Clinical geneticists from KU Leuven, Belgium, have identified two genes that cause the rare congenital syndrome known as circumferential skin creases Kunze type.
In the 1960s, the unfortunate term 'Michelin-tire-baby syndrome' was introduced to describe babies with circular skin creases in their arms and legs. "These skin creases of the limbs are the most visible characteristic of the congenital disease that is now known as circumferential skin creases Kunze type", explains Professor Hilde Van Esch from the KU Leuven Department of Human Genetics. "The skin creases disappear naturally over time, but affected children also exhibit intellectual disability, short stature, and dysmorphic facial features such as a cleft palate."
With less than a dozen cases reported worldwide, the syndrome is extremely rare. "It was quite a challenge, but we managed to find eight unrelated patients. By analysing samples of their DNA, we were able to identify two genes that underlie the syndrome: MAPRE2 and TUBB. Both genes contain the production code for proteins that are part of microtubules, tube-shaped protein structures that make up the skeleton of the cell. These structures are essential for processes such as cell division and migration, particularly during embryonal development. Additional biochemical and cellular experiments, conducted in collaboration with David Keays from the Institute of Molecular Pathology in Vienna and Professor Cowan from the NYU Langone Medical Center confirmed that the mutant proteins affected microtubule dynamics."

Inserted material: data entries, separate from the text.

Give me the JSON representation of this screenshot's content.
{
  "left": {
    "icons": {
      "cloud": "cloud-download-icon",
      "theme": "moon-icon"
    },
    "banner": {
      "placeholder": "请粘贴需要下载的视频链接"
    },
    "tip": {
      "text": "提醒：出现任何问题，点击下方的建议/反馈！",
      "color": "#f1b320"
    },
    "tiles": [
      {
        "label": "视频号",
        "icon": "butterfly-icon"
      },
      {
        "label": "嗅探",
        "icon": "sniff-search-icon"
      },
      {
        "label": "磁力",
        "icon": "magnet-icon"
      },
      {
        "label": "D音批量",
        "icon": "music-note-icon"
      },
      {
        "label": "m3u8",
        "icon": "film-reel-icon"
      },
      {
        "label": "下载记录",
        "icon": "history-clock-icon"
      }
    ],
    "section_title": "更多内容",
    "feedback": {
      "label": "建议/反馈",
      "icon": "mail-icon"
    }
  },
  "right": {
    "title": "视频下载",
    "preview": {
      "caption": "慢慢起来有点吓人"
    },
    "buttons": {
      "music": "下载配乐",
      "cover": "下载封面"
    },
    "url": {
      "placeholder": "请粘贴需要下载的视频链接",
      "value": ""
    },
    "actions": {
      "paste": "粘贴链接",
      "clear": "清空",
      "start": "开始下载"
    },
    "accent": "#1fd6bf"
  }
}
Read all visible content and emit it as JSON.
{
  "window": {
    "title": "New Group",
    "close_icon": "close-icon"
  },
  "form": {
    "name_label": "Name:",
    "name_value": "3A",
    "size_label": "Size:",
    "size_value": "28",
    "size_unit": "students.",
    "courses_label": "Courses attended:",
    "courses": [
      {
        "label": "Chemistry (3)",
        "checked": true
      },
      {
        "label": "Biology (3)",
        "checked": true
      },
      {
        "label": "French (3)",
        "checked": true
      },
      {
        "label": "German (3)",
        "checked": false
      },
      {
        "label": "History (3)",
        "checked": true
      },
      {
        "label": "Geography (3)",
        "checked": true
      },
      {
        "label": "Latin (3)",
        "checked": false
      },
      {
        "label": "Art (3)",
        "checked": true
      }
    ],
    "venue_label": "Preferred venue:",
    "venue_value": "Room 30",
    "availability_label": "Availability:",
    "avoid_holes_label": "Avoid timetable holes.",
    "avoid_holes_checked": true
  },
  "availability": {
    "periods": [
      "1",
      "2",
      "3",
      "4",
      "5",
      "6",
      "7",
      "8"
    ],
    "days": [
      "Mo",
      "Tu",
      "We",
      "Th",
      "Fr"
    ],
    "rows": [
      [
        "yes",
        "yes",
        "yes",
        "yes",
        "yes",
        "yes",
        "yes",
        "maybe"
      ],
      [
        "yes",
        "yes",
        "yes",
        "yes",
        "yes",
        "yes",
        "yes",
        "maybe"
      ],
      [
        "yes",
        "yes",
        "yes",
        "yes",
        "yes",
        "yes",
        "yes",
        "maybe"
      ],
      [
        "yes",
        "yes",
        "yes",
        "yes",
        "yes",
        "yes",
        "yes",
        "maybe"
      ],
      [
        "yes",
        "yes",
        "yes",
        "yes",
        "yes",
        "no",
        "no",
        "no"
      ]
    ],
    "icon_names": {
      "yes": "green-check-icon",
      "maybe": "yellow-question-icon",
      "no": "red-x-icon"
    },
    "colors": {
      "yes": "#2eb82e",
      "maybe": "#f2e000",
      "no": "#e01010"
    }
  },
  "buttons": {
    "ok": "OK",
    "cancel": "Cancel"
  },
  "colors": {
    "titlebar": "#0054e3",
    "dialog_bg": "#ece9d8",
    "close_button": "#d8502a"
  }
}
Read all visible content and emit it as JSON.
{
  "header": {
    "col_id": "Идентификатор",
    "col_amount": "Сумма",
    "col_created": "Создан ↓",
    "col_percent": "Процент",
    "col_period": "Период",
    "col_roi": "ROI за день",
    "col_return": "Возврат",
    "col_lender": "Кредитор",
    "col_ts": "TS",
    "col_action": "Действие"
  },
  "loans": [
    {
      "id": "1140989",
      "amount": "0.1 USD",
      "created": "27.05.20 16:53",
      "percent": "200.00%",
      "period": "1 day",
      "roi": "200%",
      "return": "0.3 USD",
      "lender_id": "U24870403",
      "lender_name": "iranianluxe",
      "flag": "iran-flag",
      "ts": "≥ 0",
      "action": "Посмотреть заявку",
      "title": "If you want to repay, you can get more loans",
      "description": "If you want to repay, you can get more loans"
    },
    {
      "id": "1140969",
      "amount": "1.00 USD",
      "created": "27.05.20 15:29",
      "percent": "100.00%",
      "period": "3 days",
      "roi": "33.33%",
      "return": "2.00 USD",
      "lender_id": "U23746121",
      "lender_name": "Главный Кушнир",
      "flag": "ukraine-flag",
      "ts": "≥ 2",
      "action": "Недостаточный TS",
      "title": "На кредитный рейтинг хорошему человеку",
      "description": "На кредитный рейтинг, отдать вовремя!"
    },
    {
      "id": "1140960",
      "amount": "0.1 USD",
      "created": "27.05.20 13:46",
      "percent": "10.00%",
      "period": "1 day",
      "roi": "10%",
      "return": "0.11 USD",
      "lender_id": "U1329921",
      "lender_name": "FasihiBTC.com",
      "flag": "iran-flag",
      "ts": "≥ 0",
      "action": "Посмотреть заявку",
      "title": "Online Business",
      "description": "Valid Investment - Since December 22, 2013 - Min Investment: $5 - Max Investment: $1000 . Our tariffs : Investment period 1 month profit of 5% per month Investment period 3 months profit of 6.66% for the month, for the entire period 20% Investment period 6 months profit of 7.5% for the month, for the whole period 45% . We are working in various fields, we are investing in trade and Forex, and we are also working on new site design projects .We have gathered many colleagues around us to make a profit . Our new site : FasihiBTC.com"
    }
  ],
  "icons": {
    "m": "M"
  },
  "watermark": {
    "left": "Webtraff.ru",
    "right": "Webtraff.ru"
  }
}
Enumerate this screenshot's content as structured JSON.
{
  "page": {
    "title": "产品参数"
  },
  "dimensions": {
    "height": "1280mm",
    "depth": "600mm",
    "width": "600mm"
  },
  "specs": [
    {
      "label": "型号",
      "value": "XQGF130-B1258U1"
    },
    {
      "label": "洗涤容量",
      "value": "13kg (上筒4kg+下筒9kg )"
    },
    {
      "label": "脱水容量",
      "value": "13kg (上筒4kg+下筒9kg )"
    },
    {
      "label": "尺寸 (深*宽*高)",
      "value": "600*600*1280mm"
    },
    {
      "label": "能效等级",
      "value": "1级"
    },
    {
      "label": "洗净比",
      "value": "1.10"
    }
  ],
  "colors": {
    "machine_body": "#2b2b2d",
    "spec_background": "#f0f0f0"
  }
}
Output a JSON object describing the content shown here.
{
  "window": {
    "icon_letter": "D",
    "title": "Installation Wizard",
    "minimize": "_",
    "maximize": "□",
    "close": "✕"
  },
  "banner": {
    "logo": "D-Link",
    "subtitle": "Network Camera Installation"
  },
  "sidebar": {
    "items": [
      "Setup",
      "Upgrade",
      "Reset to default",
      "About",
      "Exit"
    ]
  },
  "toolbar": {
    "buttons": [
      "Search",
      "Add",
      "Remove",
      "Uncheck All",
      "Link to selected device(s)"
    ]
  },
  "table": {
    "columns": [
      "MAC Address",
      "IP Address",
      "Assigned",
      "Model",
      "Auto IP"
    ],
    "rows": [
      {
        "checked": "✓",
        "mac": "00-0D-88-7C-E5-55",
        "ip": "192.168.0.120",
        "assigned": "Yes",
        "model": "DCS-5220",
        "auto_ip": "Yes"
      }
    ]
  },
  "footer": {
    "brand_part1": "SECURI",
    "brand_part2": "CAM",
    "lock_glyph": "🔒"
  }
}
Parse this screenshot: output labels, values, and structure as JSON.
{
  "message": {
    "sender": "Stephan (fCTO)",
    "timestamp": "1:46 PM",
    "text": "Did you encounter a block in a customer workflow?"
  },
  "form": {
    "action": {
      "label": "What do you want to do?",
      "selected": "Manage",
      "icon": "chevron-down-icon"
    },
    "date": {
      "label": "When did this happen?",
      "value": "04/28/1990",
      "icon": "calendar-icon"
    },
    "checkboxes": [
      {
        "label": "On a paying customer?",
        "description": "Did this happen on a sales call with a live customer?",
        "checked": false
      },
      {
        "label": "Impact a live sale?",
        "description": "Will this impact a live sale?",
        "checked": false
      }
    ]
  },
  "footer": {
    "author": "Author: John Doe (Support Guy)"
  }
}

"Furthermore, when we deactivated MAPRE2 in a zebrafish model, the branchial arches did not properly develop. In a certain developmental stage, human embryos have branchial arches that shape the structure of the face. In patients with the Kunze syndrome, the right cells don't reach the branchial arches in time, which may explain the patients' facial features. Further research should help explain the origin of the skin creases and the intellectual disability. This research is already in progress."